Dr Nadeem Qamar, official of the Sindh Chamber of Agriculture (SCA), says the growers were demanding of the government to force millers to start purchase of sugarcane. “Sugar mills have once again failed to comply with the government’s notification thus questioning its very writ. Lodging their protest against the attitude of the millers, the farmers have resorted to protest by blocking various roads in the area.

He raps government for delaying decision to lift sugar stocks from mills despite having discussed the subject in the Economic Coordination Committee (ECC) meetings. “I don’t know why the TCP is not being asked to buy sugar from millers or the factory owners allowed to export it,” he says.

Another SCA member, Zahid Bhurgari from Mirpurkhas, points out that farmers are bearing unnecessary expenses of transportation as trolleys consume too much time to offload the crop at mills. “It is taking around 52 hours for a trolley to offload and consequently they are charging the growers exorbitantly,” he says.

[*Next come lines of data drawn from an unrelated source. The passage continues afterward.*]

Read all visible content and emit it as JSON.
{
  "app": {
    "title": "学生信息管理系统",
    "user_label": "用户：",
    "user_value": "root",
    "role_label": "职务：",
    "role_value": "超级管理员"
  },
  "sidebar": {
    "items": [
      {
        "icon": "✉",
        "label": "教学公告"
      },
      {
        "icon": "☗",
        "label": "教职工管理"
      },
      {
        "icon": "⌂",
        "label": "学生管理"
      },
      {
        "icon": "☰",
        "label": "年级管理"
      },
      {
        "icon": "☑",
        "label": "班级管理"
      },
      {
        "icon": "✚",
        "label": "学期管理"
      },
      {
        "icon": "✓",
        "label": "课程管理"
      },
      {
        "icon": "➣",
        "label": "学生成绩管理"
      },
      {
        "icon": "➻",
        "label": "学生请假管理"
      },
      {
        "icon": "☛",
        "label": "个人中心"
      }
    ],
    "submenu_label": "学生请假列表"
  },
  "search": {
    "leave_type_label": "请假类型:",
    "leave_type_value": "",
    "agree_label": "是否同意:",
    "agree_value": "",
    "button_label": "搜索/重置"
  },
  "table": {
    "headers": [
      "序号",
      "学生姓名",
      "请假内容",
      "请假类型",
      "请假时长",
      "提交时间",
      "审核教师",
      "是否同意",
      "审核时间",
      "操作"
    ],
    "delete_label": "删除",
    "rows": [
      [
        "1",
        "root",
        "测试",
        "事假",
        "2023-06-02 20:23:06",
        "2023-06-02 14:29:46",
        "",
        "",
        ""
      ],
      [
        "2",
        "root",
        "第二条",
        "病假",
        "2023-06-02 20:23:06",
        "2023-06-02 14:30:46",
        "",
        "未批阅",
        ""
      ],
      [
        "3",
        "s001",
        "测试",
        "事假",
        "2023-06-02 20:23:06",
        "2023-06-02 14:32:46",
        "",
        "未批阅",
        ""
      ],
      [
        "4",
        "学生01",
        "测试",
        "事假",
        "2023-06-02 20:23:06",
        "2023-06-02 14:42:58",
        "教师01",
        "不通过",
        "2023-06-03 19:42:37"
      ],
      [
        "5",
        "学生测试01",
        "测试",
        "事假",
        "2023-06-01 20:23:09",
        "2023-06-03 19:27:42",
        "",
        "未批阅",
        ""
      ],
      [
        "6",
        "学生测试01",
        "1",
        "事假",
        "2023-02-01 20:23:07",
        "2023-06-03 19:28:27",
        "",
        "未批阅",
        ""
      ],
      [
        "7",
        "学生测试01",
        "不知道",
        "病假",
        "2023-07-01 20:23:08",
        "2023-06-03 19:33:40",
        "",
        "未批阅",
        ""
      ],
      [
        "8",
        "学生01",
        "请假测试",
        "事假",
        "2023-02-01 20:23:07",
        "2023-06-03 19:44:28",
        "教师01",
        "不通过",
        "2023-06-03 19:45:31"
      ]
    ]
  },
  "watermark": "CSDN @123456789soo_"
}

Farmers point out that sugar mill owners claim that when they start crushing in October or November the sugar recovery is poor. However, cane growers reject it on the ground that sugar recovery has always been 8-8.5 per cent in initial days of crushing which increases as the season progresses.

Chief of the Sindh Abadgar Board (SAB), Abdul Majeed Nizamani, says “sugar recovery remains at 6.75 per cent or between 8-8.5 per cent during initial days of crushing. So far 17 sugar mills have started crushing. “If we accept the argument of sugar mills that they are not getting desired recovery and that’s why they are delaying crushing then do they want to buy sugarcane at a stage when they would get 10 per cent recovery, and if so will they pay the price of cane as per rate of recovery?” he asks.

He says that 10 per cent recovery of sugar will not be achieved until January. “Even in the third weak of Dec 20, Matiari sugar mills have reported recovery of 9.5 per cent,” he remarks. After research it was decided that mills will start crushing in October as it is the ideal period for crushing. “The climate remains a bit hot and humid in October which affects cane’s sucrose content but as winter starts (Novem-ber) the recovery improves,” he elaborates.

Under present circumstances, no government intervention is seen to make mills start crushing as per notification. The management of three sugar mills, Laar, Najma and Mirza, have stated that they are not in a position to start crushing because rainwater is still standing in their mills premises, says Sindh Cane Commissioner’s office.

Nizamani, however, contends that the government should lift sugar stocks of last year from sugar mills to enable them to pay growers. The country is expected to produce 4.7 million tons of sugar against its requirement of 4.3 million tons this year, therefore there is not going to be any issue of sugar shortage,” he hopes.